[Entries taken from a collection]
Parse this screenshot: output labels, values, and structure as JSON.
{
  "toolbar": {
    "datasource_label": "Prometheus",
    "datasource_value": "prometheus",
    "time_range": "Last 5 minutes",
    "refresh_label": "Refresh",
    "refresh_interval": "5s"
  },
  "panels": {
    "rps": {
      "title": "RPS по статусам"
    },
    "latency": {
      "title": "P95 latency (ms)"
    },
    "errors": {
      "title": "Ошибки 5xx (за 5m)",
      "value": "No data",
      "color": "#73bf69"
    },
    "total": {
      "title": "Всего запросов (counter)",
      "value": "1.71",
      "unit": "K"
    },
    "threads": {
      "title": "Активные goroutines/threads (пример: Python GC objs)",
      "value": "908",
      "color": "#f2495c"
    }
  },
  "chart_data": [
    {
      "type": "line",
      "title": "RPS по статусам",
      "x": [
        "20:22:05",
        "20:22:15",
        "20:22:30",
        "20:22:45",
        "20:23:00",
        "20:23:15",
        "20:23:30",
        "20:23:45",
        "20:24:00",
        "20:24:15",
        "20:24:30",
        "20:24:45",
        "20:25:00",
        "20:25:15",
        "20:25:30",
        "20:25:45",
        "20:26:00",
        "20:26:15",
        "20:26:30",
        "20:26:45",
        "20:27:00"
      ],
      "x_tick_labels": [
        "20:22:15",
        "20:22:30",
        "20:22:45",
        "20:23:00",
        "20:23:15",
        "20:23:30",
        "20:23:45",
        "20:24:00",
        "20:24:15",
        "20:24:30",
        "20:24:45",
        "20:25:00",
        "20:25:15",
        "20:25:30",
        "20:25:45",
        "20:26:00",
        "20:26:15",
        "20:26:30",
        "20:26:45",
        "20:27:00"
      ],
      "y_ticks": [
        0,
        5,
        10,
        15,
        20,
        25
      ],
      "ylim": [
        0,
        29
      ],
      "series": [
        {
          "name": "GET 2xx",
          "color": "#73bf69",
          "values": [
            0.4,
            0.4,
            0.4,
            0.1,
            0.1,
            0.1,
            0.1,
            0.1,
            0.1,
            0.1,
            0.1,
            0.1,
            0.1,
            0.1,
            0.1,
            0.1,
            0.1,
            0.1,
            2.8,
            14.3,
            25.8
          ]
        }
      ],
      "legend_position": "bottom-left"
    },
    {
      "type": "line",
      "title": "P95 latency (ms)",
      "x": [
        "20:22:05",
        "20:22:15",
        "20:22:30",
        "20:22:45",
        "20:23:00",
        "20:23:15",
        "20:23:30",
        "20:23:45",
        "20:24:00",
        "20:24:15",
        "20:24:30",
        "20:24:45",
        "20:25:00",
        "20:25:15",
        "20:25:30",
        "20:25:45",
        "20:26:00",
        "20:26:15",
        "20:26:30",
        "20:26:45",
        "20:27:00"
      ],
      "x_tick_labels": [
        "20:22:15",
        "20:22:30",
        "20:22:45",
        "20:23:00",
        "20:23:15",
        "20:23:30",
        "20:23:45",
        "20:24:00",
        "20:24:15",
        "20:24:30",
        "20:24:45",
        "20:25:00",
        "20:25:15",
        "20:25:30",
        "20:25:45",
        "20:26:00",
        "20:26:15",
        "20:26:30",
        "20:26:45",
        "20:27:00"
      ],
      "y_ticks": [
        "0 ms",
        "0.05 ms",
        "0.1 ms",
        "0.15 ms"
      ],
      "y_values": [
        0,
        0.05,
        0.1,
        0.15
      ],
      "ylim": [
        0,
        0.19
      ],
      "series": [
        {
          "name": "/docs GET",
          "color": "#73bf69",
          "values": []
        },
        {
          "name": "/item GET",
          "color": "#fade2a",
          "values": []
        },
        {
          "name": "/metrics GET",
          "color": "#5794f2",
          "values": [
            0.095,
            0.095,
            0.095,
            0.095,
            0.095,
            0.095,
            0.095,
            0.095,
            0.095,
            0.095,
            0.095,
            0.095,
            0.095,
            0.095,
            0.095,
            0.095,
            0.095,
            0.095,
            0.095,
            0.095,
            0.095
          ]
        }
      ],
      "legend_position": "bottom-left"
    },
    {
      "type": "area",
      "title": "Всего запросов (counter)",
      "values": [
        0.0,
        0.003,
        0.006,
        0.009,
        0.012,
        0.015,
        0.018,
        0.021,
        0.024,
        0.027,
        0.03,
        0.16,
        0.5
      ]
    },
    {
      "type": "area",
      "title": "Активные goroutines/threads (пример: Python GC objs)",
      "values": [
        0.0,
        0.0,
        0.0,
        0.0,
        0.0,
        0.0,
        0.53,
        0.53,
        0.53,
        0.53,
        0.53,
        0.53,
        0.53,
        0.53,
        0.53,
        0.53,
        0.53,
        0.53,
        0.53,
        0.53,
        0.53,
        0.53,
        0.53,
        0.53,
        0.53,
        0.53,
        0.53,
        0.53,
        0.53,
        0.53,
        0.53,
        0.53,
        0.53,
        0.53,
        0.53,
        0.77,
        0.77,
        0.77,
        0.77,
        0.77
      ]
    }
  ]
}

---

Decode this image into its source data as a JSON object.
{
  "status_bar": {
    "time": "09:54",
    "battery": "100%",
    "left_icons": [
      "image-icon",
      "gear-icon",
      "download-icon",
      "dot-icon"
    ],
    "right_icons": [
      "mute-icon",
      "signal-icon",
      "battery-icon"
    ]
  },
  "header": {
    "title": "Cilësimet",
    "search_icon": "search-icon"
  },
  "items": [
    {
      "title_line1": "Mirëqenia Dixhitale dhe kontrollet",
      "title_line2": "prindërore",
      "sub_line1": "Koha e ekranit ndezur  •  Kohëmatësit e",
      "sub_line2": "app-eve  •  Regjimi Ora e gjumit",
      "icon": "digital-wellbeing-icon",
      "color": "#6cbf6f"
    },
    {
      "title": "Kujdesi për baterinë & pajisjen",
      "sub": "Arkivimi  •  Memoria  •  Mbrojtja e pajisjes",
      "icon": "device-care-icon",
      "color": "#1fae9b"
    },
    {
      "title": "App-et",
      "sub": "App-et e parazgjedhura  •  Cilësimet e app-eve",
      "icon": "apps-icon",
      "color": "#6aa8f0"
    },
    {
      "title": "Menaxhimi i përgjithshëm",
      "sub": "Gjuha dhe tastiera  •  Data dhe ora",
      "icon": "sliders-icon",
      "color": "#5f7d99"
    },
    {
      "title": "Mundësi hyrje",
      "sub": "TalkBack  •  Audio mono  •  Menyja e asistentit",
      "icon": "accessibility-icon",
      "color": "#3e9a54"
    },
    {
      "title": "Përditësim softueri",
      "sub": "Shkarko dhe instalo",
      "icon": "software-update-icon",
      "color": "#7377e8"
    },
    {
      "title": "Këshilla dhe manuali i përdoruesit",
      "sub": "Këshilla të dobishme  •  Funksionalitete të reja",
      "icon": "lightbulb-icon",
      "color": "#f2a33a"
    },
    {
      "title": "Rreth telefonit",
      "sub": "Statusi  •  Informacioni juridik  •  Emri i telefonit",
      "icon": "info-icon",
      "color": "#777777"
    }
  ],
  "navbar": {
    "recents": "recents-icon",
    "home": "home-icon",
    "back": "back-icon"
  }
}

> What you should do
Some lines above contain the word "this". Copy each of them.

> Output of the exercise
Parse this screenshot: output labels, values, and structure as JSON.
Decode this image into its source data as a JSON object.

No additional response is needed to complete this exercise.